AIM OF THE EXERCISE: Each line of the entries below that includes "active" belongs in your answer.

EXTRACTED RECORDS:
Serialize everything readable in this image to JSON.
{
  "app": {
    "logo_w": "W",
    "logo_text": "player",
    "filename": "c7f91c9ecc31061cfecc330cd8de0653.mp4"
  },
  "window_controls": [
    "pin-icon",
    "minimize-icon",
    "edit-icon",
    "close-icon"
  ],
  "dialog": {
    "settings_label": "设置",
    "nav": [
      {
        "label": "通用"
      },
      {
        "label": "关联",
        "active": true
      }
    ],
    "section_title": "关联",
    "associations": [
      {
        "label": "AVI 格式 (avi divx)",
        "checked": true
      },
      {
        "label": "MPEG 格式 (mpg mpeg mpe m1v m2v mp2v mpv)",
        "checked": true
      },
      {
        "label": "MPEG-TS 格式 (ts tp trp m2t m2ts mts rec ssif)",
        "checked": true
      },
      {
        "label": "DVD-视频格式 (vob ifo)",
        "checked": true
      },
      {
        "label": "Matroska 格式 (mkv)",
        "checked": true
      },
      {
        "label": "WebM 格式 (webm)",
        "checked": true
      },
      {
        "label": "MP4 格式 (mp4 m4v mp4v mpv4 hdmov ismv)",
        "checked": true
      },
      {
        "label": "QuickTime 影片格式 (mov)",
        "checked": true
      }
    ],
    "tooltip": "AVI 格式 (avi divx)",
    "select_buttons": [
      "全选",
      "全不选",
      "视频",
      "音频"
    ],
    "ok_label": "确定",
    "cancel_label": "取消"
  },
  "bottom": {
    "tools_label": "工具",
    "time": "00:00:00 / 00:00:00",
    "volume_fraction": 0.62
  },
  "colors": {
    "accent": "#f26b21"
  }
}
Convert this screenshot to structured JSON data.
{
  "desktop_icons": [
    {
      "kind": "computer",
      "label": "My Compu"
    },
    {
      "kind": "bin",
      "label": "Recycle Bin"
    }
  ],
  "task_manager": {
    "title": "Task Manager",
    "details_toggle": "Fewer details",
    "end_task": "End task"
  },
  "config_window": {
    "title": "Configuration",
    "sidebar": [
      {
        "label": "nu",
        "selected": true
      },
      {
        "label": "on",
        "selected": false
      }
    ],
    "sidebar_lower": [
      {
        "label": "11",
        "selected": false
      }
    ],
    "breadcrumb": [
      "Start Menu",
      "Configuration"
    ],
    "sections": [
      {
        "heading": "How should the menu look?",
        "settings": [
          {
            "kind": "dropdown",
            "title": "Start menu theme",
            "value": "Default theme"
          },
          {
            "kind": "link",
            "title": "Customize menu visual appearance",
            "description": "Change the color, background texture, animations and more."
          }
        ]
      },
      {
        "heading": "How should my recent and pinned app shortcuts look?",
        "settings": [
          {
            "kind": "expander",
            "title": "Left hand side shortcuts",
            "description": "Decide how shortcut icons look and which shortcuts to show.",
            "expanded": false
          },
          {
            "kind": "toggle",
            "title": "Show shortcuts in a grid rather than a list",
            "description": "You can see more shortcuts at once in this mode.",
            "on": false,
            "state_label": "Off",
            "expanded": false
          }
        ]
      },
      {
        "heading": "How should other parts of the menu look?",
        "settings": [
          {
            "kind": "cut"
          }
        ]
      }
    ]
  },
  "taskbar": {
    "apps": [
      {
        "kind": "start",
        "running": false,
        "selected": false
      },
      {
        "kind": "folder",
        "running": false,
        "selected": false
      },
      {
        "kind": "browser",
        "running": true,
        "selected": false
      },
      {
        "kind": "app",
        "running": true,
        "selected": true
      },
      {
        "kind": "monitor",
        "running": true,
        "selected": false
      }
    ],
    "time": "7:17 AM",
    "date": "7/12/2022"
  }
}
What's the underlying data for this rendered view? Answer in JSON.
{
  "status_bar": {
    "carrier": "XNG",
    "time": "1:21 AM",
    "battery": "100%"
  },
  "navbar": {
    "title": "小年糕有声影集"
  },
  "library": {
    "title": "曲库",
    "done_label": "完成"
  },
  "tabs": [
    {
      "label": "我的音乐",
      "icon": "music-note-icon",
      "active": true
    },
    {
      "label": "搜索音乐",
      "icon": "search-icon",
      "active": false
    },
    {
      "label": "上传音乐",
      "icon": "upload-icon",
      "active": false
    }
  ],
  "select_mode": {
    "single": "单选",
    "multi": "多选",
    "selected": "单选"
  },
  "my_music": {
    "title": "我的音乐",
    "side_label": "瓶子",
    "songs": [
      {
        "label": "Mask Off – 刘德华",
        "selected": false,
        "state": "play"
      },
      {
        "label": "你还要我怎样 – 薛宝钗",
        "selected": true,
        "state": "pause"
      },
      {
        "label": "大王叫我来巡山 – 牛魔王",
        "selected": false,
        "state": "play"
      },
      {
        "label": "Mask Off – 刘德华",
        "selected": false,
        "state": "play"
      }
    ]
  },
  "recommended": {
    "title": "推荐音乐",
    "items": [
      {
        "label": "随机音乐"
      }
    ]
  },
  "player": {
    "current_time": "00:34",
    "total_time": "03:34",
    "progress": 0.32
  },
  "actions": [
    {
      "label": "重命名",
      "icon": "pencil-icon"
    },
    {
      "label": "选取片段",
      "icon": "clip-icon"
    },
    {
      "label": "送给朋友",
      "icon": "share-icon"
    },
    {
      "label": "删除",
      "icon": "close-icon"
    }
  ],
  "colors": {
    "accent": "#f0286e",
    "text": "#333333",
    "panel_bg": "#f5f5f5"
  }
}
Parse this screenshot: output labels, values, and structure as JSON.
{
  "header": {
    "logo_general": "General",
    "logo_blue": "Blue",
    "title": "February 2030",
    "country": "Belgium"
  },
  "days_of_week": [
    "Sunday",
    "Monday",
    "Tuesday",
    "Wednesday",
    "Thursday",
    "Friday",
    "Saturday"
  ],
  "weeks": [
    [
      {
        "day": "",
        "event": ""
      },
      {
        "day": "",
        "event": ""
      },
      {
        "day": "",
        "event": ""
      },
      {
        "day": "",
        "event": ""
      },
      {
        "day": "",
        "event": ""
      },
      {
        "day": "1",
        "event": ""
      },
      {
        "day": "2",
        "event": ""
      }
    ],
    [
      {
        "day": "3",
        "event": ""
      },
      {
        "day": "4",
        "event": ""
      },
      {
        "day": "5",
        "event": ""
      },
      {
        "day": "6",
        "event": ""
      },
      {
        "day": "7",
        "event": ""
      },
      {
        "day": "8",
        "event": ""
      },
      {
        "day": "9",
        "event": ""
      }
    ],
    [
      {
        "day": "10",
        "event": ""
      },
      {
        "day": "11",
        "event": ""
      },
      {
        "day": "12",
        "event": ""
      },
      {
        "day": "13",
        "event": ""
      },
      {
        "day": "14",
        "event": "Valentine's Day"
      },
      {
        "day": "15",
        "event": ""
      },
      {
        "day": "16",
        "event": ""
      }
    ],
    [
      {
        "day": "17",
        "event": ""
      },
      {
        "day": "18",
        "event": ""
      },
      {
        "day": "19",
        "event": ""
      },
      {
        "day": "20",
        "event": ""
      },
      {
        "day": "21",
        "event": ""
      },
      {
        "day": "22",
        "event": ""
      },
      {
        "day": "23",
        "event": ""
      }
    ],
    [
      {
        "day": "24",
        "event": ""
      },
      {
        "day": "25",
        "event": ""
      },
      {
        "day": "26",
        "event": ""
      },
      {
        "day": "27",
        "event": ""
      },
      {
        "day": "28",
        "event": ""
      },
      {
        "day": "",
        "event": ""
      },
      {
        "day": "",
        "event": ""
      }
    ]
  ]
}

EXERCISE RESULT:
        "active": true
      "active": true
      "active": false
      "active": false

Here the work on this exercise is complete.